Back To The North Side & Home
We have enough time to relax before catching a bus to the North side whereupon we'll walk the rest of the way into Hull via the shore line, which we're not sure can be done. We will need to chat with a few friendly locals to get our bearings because the map we printed out was soaked the first night out.
Fortunately, we meet with Mark below the bridge who happens to be a hiker and a supporter of the Wolds Way, which he encourages us to complete one day. After almost half an hour of talking we continue on towards Hull winding our way through industrial estates, around small confluences with the Humber, alongside the motorway and through fascinating docks such as the Lord Line, which once housed the largest deep-water fishing fleet in the world. Art deco in design it stood barren and bare despite being a magnificent relic of Hulls mighty sea faring history. Having said this, it was still not short on life, because as we neared our last Bivvy site of the week in the King William an abandoned city centre pub, local lads demonstrated their own enthusiasm for the docks via their willingness to chat openly.
We were meeting some good folk but were mindful of the streets we were trudging most of the night looking for that elusive 'hunker down' spot. Predatory people exist everywhere - in every city and Hull has that reputation.
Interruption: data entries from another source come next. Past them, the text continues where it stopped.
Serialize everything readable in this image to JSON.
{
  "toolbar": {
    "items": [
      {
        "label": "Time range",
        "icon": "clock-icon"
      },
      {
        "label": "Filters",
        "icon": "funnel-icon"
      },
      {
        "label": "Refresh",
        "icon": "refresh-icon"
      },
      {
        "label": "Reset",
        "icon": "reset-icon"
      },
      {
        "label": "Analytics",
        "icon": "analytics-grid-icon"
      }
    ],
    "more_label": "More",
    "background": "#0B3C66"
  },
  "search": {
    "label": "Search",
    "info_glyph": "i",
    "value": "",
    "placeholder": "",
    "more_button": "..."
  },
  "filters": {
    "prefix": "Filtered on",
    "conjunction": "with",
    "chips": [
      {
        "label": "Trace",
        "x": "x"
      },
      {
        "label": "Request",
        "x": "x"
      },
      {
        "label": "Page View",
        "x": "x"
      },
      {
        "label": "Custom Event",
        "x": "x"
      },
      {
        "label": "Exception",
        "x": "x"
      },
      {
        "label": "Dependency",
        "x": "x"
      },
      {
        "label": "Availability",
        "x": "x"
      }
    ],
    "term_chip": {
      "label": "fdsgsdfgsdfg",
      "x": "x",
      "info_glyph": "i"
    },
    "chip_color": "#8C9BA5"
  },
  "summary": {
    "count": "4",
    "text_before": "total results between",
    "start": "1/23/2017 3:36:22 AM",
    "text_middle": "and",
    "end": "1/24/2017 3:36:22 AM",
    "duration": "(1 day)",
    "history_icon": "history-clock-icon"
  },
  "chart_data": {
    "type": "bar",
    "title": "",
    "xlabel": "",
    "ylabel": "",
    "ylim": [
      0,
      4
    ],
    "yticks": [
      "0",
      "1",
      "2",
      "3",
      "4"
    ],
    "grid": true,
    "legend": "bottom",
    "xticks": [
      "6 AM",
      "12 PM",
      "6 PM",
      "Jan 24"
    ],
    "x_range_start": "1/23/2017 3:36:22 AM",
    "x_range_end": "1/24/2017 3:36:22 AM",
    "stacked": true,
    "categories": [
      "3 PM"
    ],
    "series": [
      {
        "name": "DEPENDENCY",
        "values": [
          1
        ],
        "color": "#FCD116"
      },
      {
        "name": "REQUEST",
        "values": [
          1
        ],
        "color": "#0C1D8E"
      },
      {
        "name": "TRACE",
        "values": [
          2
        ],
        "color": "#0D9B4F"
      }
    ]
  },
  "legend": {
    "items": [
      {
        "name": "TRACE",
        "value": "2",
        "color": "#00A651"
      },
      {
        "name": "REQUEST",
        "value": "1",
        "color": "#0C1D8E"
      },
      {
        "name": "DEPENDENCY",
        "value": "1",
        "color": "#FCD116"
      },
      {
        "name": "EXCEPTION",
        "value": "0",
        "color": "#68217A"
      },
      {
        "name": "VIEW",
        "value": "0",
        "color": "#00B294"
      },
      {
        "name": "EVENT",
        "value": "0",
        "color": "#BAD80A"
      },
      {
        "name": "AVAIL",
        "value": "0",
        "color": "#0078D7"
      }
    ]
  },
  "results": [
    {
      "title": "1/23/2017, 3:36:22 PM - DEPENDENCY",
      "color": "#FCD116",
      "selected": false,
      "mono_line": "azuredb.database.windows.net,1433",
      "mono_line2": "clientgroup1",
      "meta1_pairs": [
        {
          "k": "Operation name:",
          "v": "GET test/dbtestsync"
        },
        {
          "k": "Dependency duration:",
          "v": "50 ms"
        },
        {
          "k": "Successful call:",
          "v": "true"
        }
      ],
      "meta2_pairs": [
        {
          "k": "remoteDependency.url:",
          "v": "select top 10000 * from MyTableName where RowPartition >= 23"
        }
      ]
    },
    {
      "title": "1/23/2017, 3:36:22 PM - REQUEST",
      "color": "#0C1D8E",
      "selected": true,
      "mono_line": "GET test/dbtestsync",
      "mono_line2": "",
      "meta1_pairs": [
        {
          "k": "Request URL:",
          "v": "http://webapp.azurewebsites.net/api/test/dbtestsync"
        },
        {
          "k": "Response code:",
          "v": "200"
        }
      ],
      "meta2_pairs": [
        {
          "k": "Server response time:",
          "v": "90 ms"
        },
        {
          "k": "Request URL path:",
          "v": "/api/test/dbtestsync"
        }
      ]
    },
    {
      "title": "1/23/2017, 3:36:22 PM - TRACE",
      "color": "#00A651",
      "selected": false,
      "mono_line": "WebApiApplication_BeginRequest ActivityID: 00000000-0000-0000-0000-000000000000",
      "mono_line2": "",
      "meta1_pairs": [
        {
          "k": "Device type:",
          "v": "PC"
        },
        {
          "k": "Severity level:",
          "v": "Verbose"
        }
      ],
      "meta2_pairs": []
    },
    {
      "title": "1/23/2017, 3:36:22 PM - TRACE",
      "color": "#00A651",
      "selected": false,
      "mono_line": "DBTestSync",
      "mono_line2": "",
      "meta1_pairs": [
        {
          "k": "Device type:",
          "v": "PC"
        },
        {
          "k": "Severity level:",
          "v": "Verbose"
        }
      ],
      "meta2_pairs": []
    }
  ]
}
Knowing the ways of the street we stay vigilant but not adverse to new connections as was proved when we met with Ivor, Damon and Danny guys more than willing to spend time and impart their knowledge regarding the city. We like Hull and although it appears hard and rough in certain areas there is friendliness here, which bodes well for it's year as the City of Culture UK 2017.
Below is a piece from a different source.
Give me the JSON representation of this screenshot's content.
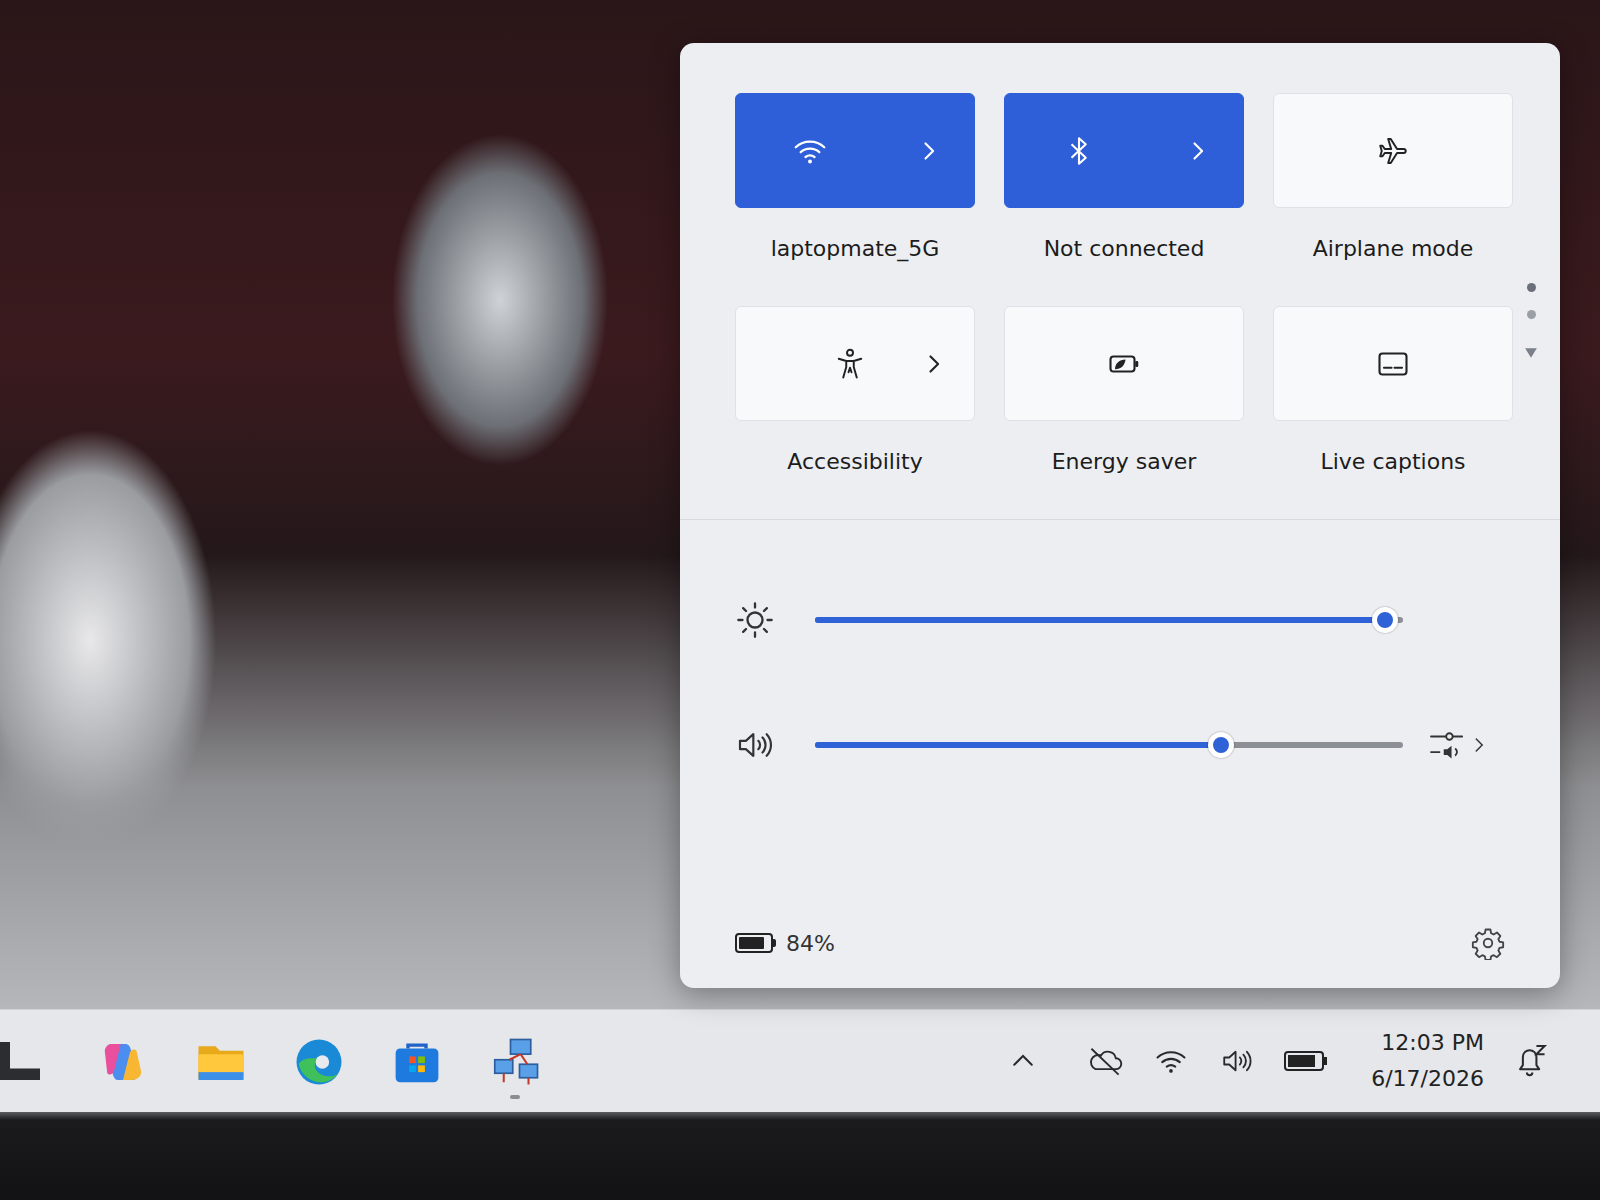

It's time to find that place. We go down this road, that road, that lane and this lane. There it is. It looks like a shit hole that only the rats would favour. However, with a bit of survival thinking that our good friend Lofty would be proud of we put benches together in two separate spots under awnings and they serve as our sheltered raised beds for the night with two other benches obscuring the entrance to the unsightly yard. We eat, talk and sleep soundly at the heart of an historic UK port city, which has seen life come and go as we have. Both Stan and our father are still with us and as we look around at the end of our week beside the Humber this old pub is a reminder that it has a life awaiting it whatever that maybe. The same is so for us. Although we're not clear on what lay ahead we know life will keep on renewing itself by way of birth, ascension and unions that will always seek to be made such as that of the Humber Brook with the Humber Estuary untypically bringing two renowned waterways together namely the Wye and Humber. It's a good life full of positive connections that Stan and his mate Terry knew well.